BILLINGS, Mont. (AP) — A privately funded conservation reserve taking shape on north-central Montana's open prairie now spans more than 300,000 acres — or almost 470 square miles — with the addition of a large parcel south of Malta that was disclosed Thursday.
American Prairie Reserve manager James Barnett said the group recently bought a 22,000-acre ranch in Phillips County that will be known as Sun Prairie North.
The Bozeman-based group described the purchase as an important step in its goal to piece together more than 3 million acres of public and private lands. That's an area larger than Connecticut.
The end-game is the free-flow of wildlife — including up to 10,000 bison — across an area along the upper Missouri River roughly 60 miles south of the Canada border.
Several of the scattered large plots controlled by the reserve connect with the Charles M. Russell National Wildlife Refuge.
Some surrounding ranchers say the project is slowly eroding their remote agricultural communities and threatening their way of life. Despite such objections, owners of 14 ranches have voluntarily sold out to the reserve since 2004.

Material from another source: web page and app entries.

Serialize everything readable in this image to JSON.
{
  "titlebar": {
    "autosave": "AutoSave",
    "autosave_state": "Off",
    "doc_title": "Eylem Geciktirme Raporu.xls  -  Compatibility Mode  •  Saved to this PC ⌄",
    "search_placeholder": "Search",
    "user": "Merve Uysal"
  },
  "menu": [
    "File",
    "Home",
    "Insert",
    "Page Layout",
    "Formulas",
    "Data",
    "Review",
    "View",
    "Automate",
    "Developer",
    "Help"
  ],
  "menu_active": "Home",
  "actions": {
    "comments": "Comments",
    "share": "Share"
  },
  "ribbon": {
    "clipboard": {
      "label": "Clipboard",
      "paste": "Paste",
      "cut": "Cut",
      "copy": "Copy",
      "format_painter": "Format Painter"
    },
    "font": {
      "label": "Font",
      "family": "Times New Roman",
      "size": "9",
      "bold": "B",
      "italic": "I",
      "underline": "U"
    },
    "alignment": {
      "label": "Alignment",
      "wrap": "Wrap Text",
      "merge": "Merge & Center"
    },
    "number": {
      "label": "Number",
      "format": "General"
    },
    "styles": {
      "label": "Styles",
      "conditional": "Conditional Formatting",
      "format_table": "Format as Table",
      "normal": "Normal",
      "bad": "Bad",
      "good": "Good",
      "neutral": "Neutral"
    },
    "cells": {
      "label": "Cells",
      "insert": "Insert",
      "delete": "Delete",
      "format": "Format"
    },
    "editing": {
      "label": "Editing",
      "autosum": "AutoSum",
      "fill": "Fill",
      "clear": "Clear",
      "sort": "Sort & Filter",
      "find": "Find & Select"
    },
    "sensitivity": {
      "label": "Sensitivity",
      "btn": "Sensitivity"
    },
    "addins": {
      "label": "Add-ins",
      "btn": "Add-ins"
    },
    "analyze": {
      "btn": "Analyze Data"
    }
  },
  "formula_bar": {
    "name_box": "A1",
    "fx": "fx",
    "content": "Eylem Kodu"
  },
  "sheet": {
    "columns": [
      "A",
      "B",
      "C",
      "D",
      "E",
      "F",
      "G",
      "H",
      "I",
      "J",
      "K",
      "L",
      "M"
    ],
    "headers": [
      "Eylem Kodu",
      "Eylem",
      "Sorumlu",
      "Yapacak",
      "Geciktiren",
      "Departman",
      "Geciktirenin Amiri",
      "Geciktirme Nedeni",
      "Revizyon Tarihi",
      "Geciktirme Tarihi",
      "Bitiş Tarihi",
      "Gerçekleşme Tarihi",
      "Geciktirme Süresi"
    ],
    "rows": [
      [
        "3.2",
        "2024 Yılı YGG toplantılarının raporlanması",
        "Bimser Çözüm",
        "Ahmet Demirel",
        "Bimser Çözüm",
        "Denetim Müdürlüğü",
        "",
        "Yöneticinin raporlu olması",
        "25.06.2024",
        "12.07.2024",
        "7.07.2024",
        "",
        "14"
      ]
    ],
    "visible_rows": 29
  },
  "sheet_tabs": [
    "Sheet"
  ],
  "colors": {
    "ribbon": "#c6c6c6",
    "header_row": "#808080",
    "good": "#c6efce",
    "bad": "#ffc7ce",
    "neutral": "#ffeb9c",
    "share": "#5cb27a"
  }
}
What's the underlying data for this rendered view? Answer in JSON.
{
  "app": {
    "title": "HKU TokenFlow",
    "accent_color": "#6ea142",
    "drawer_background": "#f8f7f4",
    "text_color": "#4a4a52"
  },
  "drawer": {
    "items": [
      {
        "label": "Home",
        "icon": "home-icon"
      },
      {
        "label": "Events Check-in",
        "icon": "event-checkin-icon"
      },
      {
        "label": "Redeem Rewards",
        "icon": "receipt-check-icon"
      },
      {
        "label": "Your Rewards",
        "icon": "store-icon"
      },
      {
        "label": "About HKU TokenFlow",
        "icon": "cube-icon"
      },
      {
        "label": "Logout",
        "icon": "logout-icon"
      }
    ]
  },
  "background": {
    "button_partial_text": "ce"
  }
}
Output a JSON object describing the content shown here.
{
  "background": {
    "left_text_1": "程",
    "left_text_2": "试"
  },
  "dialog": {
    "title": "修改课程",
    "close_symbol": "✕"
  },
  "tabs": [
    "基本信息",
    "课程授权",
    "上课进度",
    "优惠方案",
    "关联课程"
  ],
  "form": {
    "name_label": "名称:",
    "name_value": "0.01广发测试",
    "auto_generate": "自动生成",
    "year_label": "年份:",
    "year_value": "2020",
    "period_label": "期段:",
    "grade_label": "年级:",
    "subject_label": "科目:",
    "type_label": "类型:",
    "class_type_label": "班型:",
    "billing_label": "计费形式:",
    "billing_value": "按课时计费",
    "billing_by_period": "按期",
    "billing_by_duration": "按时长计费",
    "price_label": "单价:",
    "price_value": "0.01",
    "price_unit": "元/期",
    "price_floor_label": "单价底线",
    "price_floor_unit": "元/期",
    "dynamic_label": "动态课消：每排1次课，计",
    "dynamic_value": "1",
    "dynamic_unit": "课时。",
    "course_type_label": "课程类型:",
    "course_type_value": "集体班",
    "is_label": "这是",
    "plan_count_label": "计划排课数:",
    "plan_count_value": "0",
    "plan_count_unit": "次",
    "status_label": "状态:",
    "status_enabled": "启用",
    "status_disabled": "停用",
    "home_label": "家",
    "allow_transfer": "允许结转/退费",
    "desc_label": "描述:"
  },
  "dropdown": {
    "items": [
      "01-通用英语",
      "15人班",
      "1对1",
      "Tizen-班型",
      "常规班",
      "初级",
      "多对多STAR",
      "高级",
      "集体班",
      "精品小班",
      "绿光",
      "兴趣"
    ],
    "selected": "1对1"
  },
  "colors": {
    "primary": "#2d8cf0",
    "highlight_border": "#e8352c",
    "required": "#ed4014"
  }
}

Among the project's financial supporters are John and Adrienne Mars. The candy-industry billionaires have given more than $20 million to the American Prairie Reserve. Total donations to the project as of last year were $67.3 million.
The reserve currently has about 400 bison, a figure that has been steadily increasing with new births and animals imported from Elk Island National Park in Alberta.
A biological assessment of Sun Prairie North over the next several months will determine if that site also would be suitable for bison, Barnett said. Tens of millions of the animals once roamed the plains of North America before over-hunting nearly drove them to extinction.
"The importance of the property is it's very centrally located between many of our holdings, which in the long term reduces habitat fragmentation," Barnett said. "The property is also important for sage grouse, and has good habitat for other wildlife out there like pronghorn, elk and deer."
Phillips County rancher Leo Barthelmess said the purchase came as no surprise to the area's closely knit agriculture community but was nevertheless disappointing.
"I'm always disappointed when another neighbor or community leader chooses to sell to the American Prairie Reserve and leave the community," he said.
As the reserve has grown, it has come closer and closer to Barthelmess' property, roughly 20 miles to the north. But he said he would not sell if approached by the group and intends to remain on the land "for years and years and years."
Public access to parts of the reserve is allowed, and not all of its lands are under conservation easements.
Some of the parcels acquired have been leased back to their original owners, so the properties still could be used for cattle grazing. That includes a 12-year-lease that will allow ranching to continue on the largest purchase, the 140,000-acre South Ranch bought in 2012.
But over the long-term, the hundreds of miles of fences that crisscross the patchwork reserve would come down.
The aspirations of the project's backers stretch beyond just bison. They envision a vast grasslands ecosystem restored to its natural origins — populated with a diverse mix of mule deer, mountain lions, big horn sheep and grassland birds.